Taxi association reaches out to those in need with food parcels
THE Soshanguve Local and Long Distance Taxi Association and businesses have donated food parcels to needy families identified by the community during the Covid-19 pandemic.
The beneficiaries included Lindiwe Chabalala and her four sons, all of whom relied on odd jobs to make ends meet.
Chabalala said she used to get by on washing or cleaning for other families, but due to restrictions of the lockdown, she had been unable to get work or make money.
She said since the start of the lockdown, things had become so bad that her family would sometimes go three to four days without anything to eat.
And when they did manage to scrape together something to eat, Chabalala said they had to skip some days to stretch their basic food supplies.
“We’ve tried to apply for grants time and again but nothing has come of it. We’ve even tried going around to get these food parcels everyone talks about, but they are yet to arrive anywhere close to us, and it's been months now.
“We’ve just stopped complaining and become used to this hard life. I can’t begin to show them how much this means to us but I thank them from the bottom of my heart.”
Mitah Molobi said since many in the community relied on temporary jobs, with the current restrictions their family of four was trying to survive on her grand-daughter’s grant fund alone.
“I think most families stress, especially here, about how they are going to get through another day. We just pray for the goodwill of those willing to offer us small jobs so we can also have something to eat.”
Ward councillor Phumzile Hlatshwayo said many were struggling and things had been exacerbated by the pandemic as some were losing their jobs.
“The list of helpless families is very long, so this can’t be a one-time thing but it's a good start. Food insecurity and poverty are ongoing problems; what matters is that collectively we support each other during this pandemic.”

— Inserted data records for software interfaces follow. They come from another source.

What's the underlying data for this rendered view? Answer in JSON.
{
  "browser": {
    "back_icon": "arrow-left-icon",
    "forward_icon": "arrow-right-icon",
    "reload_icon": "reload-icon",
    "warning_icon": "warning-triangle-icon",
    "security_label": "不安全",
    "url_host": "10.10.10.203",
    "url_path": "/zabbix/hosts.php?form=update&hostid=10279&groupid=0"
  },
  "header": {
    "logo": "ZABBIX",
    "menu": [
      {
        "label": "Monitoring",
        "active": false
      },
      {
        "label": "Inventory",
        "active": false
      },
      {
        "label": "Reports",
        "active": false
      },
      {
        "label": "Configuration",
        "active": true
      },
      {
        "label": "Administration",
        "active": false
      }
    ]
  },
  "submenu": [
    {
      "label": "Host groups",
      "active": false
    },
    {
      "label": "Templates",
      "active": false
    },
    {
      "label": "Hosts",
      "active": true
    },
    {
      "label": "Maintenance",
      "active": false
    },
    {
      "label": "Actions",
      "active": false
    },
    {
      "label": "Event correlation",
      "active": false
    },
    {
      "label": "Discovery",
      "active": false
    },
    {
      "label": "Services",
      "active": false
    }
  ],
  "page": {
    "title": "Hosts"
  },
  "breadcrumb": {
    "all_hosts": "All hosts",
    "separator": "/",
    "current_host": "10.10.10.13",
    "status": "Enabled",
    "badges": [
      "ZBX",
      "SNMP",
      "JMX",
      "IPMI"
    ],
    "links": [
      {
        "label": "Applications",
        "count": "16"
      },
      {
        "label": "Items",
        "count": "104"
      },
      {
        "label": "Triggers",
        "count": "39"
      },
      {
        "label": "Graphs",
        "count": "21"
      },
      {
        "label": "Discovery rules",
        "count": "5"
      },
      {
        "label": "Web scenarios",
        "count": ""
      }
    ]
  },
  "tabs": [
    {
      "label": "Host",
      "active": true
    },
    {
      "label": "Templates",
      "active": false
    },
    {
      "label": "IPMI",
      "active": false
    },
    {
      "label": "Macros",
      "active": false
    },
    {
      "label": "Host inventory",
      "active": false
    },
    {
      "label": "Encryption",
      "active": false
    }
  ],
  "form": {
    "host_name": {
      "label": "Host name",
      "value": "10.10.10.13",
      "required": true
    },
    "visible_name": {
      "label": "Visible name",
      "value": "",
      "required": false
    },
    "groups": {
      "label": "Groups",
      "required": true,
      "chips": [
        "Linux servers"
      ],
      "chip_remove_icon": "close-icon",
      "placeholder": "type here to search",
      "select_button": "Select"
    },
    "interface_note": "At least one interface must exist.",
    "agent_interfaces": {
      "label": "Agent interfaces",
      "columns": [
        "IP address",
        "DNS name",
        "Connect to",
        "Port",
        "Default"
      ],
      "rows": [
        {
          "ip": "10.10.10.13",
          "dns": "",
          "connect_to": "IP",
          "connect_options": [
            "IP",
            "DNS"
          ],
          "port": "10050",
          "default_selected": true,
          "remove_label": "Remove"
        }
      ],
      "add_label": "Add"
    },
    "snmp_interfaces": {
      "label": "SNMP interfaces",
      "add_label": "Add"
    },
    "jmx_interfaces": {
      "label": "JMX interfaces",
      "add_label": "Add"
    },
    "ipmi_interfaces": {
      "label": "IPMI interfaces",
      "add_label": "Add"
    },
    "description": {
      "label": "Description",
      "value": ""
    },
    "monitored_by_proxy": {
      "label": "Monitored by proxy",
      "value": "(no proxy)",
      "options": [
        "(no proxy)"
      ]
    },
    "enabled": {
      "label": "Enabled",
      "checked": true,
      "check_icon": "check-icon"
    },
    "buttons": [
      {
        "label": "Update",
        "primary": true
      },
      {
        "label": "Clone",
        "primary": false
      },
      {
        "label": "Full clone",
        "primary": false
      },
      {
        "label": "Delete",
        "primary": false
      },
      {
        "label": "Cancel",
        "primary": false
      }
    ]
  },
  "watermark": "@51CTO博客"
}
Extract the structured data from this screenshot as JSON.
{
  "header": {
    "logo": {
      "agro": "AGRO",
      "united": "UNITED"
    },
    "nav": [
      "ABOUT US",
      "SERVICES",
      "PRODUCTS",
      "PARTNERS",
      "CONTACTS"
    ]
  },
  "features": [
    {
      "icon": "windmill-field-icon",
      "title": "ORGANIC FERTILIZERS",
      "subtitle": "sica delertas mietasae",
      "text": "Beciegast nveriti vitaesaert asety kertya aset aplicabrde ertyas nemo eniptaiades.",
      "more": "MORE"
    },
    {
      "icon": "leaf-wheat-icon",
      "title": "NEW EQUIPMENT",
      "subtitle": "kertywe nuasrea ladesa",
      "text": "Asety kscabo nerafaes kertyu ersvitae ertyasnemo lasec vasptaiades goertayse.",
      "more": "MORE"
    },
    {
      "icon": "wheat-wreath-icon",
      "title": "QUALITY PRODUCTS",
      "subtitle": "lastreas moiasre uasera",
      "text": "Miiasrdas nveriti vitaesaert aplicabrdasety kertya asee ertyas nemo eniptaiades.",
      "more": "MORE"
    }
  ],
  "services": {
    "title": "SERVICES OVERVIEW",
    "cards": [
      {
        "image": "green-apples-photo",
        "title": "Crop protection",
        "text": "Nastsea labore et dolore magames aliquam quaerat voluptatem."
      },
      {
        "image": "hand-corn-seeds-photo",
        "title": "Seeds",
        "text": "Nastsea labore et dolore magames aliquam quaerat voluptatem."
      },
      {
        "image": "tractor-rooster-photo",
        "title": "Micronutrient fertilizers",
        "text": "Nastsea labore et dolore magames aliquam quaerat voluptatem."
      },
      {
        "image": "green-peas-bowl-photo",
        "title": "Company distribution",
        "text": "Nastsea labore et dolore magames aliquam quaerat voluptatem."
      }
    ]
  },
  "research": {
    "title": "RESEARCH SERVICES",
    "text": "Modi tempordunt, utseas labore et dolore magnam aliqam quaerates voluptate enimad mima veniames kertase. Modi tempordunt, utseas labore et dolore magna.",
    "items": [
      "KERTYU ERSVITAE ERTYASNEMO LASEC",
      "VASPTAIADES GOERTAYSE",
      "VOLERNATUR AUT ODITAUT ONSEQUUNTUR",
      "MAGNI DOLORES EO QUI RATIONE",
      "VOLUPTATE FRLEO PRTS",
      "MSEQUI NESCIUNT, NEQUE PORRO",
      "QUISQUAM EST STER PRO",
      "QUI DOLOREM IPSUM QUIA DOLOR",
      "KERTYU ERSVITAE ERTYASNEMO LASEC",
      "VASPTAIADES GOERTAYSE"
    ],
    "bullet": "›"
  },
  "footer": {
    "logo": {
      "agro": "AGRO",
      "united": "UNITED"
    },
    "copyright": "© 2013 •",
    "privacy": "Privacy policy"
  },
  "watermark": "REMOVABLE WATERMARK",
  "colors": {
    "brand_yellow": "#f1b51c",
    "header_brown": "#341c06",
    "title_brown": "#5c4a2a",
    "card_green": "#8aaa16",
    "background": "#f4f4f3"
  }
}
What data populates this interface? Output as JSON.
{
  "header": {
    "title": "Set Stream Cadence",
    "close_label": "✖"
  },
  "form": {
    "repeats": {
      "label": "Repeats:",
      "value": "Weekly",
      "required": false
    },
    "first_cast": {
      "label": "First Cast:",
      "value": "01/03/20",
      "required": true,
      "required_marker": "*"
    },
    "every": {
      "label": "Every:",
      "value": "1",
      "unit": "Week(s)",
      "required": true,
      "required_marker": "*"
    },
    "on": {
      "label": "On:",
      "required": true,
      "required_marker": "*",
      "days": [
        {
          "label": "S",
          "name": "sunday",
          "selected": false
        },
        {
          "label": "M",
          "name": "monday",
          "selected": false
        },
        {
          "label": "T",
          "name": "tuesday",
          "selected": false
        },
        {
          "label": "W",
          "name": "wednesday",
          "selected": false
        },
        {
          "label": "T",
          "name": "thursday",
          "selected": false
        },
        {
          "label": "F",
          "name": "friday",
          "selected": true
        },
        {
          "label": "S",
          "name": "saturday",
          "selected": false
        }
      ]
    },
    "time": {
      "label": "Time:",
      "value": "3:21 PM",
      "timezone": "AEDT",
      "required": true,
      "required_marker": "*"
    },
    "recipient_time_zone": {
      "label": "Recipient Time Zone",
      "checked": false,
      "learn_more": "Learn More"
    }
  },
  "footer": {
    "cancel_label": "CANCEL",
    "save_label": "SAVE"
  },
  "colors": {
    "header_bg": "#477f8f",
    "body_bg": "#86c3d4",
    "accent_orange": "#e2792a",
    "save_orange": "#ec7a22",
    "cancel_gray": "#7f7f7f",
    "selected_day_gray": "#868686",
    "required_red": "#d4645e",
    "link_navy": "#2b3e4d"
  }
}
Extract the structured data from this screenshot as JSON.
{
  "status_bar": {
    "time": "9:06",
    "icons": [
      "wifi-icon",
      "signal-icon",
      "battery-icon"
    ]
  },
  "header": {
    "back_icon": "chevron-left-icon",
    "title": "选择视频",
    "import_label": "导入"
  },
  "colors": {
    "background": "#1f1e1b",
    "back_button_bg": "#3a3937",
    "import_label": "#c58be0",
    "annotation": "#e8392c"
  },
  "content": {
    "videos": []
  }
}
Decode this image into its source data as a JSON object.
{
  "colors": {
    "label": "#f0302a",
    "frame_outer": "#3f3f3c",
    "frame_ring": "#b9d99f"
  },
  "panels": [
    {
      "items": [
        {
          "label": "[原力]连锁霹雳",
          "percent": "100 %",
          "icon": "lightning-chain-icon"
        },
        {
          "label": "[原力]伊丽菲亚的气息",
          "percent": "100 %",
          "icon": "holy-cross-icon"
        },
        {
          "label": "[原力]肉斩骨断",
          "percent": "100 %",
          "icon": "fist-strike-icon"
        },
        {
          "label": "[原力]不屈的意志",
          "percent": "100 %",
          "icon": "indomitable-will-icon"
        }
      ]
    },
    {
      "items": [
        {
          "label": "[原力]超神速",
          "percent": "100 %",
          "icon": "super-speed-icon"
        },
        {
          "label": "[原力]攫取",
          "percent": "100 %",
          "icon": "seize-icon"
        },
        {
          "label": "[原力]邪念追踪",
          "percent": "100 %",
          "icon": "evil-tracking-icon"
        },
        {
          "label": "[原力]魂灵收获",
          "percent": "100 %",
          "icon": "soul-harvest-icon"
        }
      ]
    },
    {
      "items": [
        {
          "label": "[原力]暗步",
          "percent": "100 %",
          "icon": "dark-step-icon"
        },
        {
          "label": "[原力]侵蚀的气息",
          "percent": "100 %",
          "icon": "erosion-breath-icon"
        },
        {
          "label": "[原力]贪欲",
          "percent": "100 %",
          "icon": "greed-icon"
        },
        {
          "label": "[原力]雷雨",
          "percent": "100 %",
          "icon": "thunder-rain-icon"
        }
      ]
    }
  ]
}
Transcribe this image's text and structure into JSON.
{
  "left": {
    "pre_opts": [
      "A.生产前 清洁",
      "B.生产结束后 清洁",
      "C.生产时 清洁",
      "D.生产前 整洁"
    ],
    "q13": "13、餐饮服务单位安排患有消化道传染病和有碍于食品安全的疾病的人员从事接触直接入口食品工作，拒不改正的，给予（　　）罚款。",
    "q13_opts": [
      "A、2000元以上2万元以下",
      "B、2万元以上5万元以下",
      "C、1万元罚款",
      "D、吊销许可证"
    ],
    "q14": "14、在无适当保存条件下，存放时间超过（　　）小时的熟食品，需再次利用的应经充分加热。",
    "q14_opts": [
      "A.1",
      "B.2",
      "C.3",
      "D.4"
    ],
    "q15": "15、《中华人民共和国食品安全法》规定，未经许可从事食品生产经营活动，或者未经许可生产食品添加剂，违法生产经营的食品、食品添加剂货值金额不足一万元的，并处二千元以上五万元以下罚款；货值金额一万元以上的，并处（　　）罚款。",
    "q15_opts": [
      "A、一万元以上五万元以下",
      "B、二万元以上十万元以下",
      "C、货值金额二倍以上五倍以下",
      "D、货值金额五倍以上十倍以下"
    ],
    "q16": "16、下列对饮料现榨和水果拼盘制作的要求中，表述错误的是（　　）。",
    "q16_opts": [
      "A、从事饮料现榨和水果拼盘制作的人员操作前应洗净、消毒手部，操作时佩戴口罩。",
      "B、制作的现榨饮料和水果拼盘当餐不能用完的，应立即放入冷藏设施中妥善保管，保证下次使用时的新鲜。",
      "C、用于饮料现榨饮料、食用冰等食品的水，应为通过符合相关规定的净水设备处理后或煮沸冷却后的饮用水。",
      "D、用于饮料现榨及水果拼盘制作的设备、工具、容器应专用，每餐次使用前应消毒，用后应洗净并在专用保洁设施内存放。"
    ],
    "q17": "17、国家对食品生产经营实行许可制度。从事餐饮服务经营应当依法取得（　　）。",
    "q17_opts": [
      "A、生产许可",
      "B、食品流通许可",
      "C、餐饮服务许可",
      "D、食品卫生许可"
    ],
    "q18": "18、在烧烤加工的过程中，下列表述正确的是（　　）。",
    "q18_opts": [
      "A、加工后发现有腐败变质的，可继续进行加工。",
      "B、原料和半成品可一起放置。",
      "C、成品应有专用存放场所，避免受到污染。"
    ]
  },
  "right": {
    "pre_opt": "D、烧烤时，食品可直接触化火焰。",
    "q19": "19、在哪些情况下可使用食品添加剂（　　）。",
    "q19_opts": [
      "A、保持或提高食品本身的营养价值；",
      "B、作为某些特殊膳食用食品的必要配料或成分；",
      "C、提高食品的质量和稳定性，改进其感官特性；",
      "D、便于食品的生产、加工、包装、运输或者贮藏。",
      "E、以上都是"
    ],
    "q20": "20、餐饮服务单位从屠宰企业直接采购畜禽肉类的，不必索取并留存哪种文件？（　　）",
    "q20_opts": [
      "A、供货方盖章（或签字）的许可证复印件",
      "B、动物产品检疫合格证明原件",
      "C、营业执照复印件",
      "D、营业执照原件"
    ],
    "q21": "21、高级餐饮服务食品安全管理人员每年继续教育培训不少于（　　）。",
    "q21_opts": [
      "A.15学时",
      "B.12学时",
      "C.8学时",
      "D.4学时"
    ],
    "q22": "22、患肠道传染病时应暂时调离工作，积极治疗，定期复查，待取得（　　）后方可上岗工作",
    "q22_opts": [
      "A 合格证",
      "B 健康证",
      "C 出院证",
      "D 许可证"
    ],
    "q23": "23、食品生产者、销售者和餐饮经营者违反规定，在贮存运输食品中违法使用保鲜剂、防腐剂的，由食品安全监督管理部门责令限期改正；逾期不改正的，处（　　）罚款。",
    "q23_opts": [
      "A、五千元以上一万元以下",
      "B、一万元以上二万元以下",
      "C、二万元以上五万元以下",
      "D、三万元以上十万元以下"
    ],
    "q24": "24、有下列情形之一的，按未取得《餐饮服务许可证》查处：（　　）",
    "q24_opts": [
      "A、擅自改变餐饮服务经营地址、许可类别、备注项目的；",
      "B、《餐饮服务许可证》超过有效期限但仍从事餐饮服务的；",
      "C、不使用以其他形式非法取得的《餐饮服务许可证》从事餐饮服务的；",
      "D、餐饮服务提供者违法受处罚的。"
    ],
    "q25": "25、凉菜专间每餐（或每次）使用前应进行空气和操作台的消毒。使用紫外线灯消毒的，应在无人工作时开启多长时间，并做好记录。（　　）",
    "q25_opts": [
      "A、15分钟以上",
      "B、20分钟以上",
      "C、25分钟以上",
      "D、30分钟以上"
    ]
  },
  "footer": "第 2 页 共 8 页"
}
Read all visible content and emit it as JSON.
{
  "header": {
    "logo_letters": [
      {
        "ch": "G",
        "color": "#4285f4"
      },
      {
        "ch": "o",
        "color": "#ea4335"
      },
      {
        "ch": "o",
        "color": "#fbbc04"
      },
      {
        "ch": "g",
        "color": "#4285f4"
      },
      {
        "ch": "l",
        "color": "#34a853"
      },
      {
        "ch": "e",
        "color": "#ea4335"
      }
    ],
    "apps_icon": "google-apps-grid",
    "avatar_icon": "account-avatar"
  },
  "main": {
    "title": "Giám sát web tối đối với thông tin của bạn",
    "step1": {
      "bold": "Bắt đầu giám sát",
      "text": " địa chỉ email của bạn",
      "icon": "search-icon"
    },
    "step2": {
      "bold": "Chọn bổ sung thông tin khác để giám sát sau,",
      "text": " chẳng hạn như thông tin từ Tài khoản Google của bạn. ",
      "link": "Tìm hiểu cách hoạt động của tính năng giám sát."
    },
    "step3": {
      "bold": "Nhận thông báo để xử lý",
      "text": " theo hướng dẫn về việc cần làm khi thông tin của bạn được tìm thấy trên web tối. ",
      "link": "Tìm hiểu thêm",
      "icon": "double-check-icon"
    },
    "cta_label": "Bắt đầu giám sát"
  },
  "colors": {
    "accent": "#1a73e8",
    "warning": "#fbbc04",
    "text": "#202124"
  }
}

Daniel Mogajane, the association’s spokesperson, said they regarded the communities they served as their families and could not sit by and watch as they starved.